The biggest revelation of this trip has been that Jrex has a better eye than I do!!! I'm so mad (and enjoying it). Last night we didn't know what to do with ourselves after an early dinner at the 'no reservation' Indian restaurant Vij's. We wandered over to a beach on the northwest side of the city. After perching on a bench, I proceeded to take a bunch of photos. Then I handed the camera to Jrex. He protested, but I insisted he should get revenge for all the closeup shots I'd just taken of his chin stubble. Did he ever! I'll have to post them after we get home, but he took some very cool shots of my new glasses, of my earrings and a great shot of a kid bouncing by us on the bike path. As we looked through the photos, he kept saying that he'd think, "What will happen if I do this?" Trust a scientist to experiment... Anyway, his crafted photos have shown me how lazy I've become when I take pictures. I'm too used to being able to take them into Photoshop and crop and polish to my heart's content.

Jrex and I have never had a shared artistic endeavor. He's great at music, I enjoy but that's it. I do the art, he enjoyes. We're having a lot of fun discovering his inner photographer. It's making me step up my game and it's really amazing.

Hope you're all doing well.

Shamed in Vancouver.

June 1, 2009

Photo Ops and sleepy eyes

This is a man you'd only know if you were a true geek. I only got to know him from working on this client's shows. He's the grandfather/Santa Claus of developers.

For the show this year, the client decided to save money by not doing a traditional video screen. The question was, what would replace it? This guy, let's call him Father Code, has created really cool tshirts for the last 14 years of the show. I thought we should ask him if he'd want to create the banner. Longer story than I have the brains to tell, we did it.
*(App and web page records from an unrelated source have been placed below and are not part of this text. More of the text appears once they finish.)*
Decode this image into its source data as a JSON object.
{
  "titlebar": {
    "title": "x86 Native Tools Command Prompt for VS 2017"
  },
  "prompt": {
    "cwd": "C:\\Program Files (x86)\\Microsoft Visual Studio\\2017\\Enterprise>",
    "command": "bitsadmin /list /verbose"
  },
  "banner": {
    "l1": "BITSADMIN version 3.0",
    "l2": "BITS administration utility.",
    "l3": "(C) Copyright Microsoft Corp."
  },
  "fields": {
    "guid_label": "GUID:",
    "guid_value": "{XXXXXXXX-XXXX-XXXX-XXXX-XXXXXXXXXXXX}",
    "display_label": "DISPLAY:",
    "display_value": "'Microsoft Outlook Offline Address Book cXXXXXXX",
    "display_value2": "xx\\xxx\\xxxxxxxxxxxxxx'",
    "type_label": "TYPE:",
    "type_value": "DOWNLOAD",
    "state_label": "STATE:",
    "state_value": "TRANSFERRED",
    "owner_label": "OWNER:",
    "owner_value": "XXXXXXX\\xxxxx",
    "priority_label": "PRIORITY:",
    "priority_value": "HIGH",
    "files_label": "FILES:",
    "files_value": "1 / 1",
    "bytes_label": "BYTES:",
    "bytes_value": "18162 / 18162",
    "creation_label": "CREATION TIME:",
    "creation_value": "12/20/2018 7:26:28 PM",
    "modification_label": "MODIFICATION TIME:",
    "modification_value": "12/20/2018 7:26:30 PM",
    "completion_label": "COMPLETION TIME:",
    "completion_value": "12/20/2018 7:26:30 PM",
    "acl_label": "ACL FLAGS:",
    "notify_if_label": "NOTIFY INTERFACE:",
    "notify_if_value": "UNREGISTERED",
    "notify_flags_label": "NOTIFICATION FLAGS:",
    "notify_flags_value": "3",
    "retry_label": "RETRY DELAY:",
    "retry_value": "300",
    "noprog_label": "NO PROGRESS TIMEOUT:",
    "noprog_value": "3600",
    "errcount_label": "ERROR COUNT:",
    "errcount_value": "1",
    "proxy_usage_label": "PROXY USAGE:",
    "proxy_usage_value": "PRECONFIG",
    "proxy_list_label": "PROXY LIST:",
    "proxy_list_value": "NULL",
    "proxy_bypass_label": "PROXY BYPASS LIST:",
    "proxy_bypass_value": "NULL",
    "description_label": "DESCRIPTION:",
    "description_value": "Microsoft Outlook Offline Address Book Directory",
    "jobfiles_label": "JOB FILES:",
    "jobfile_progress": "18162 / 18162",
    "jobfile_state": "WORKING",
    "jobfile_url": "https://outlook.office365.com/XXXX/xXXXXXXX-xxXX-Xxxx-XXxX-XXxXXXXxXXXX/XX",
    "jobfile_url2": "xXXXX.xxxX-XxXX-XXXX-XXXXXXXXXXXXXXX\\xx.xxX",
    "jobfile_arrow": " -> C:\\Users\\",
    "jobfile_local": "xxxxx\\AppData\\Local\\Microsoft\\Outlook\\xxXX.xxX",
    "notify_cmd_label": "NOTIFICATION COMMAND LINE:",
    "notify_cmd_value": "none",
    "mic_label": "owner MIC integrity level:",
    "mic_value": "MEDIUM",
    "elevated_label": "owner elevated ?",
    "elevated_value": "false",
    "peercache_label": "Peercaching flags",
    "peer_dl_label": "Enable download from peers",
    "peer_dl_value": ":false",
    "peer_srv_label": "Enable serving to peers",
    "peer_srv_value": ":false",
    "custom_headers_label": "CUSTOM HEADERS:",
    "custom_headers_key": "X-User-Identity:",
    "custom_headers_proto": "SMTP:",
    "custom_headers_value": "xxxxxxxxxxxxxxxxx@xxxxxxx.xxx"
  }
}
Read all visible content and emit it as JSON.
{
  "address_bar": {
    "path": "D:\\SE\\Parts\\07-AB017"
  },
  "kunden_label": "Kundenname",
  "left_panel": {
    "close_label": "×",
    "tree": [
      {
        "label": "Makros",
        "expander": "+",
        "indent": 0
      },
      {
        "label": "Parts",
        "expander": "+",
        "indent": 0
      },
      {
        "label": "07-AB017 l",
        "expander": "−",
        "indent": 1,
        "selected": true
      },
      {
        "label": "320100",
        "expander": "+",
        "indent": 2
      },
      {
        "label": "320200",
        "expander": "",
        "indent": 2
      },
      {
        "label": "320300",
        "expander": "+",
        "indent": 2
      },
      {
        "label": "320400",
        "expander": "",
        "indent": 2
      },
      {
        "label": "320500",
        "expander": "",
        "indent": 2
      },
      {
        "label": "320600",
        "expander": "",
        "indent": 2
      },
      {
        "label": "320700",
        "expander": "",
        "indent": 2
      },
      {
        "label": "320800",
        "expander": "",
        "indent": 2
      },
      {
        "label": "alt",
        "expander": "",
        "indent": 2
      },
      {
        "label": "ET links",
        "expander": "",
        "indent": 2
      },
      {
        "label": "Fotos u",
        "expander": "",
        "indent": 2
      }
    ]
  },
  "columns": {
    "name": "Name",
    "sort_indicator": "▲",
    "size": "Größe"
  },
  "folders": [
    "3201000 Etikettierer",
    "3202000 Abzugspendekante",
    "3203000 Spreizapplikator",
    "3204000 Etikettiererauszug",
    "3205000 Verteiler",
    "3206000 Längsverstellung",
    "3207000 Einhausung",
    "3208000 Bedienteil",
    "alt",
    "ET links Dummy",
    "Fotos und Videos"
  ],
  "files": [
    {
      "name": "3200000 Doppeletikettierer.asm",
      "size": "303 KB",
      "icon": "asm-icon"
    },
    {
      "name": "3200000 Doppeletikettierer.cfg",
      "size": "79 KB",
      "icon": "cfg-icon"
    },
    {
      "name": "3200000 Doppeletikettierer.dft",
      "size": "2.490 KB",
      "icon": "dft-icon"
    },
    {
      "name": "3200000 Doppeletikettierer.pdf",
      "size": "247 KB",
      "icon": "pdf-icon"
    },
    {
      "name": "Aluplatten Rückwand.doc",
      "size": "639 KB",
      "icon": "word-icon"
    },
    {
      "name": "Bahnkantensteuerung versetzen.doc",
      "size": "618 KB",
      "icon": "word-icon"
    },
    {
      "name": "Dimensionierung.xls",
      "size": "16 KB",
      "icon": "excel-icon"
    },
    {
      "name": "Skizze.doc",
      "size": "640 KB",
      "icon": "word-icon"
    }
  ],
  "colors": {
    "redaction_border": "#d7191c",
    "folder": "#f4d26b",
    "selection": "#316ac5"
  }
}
It's 70 feet wide and 16 feet tall. And that's him signing his artwork.
Below are some random show photos. All graphics designed by moi.

I'm on my fifth round of caffeine, plus my very first Red Bull and none of it is touching how much I want to sleep!